"At the end of the day, when it's time to make plays, the defense is there," DeMarcus Ware said. "But I think the thing is we've got to make more plays at the beginning instead of the end."
Indeed. Yes you do. One guy on defense who made a big play later in the game was substitute Keith Davis. He prevented a 2-pt. conversion that would have tied the game at 24.
"I didn't see the ball. I was watching his eyes," Davis said. "When his hands went up for the ball, I just put my hands between his hands and tried to get the ball out of there."
Nice play, but overall this defense has yet to reach anything approaching championship form. Too often they are relying on the offense to bail them out. Says the sage-one:
"I don't know if we got better today, including myself," Zach Thomas said. "We've got to go back to the drawing board. ... At least we're getting our wins."
At least the Cowboys didn't fall into the trap that they did last week on offense. Offensive coordinator Jason Garrett called a much better game this week, allowing the Cowboys to take advantage of some of their best weapons - a massive offensive line and a pair of running backs who can get the job done. Garrett should be applauded for not making the same mistake twice and also for the fact that he got Felix Jones involved early and often.
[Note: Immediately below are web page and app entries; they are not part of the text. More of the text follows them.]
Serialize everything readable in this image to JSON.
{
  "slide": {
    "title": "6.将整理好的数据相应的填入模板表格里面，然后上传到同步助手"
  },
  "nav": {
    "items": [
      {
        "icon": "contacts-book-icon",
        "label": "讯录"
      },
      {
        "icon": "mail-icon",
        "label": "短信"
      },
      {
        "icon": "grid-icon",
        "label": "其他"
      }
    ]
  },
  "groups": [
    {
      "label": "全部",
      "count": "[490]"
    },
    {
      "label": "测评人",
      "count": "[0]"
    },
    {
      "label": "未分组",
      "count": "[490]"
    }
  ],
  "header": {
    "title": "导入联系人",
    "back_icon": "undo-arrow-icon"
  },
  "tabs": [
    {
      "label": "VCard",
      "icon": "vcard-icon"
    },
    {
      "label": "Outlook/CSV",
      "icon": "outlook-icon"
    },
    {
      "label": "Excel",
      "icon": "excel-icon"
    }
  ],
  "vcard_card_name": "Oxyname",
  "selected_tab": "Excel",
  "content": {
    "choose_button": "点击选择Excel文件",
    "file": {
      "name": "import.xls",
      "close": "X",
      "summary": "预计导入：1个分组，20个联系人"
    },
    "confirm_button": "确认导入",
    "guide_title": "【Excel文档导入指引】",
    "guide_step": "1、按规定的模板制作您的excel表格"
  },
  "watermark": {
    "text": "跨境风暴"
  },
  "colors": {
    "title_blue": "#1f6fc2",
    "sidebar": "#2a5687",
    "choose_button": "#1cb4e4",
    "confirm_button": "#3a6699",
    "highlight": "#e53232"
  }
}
"I just think he is too effective to not have [Felix] in critical situations," Cowboys owner Jerry Jones said. "To Jason's credit, he's coming in on critical situations. Today, arguably his plays were at [as] critical times as you could have."
Yes, El Gato is providing the perfect complement to Marion Barber and Garrett realized he needs them both in this offense. Last week's travesty of hardly any running plays and no touches for Felix was turned into a run-heavy offense that exploited the Bengals defense. And Felix is a classy guy, giving credit to the blockers and understanding that his time will come.
"I had some great blocks out there," Jones said. "[Marc] Colombo made a great block. It was pretty much just get to the end zone."
"I was very anxious," Jones said. "I'm a football player and I want to have the ball in my hands. But I'm patient."
And then there's T.O. He of the overblown media controversy all week leading up to the game. He only caught a couple of passes, although one of them was probably the biggest play of the game. What did he have to say after the game? Not much, he clearly wasn't interested in reviving last week's brouhaha.
"It was frustrating out there, but I kept with it; my teammates stuck with it," Owens said. "I'm more [than] being a number 81. I'm more about ... it's more than about a star being on my helmet."
After his big play, many observers noted that he put a towel over his head on the bench and let out a cry. Not sure what to make of that, but here's one teammate's observation.
"He's an emotional player," receiver Patrick Crayton said. "He knows he wears his heart on his sleeve. You will get that stuff. I love it, dude. He wants to win."
No one has ever doubted that T.O. wants to win.
So there you have it. Plenty of conflicted emotions and observations that are at cross-currents with each other. Romo made plays that won the game, but made mistakes that allowed the other team to hang around. A defense that held together at crucial times to make stops never was able to dominate the game. A team that won a football game, but didn't look that great doing it. All these things occurred so it's possible for the players and fans to be simultaneously pleased with the win but not so pleased with the play on the field.
Still, as the great Ebby Calvin "Nuke" LaLoosh once said: "I love winning...It's like, you know, better than losing!"
Wade Phillips and Tony Romo have a little "Nuke" LaLoosh in them.
"The bottom line is whether you win or not," Phillips said. "I think some teams would have lost this game."
"I'm sorry that I'm not sorry that we won," Romo said. "An ugly win is sometimes more important than a 50-7 win."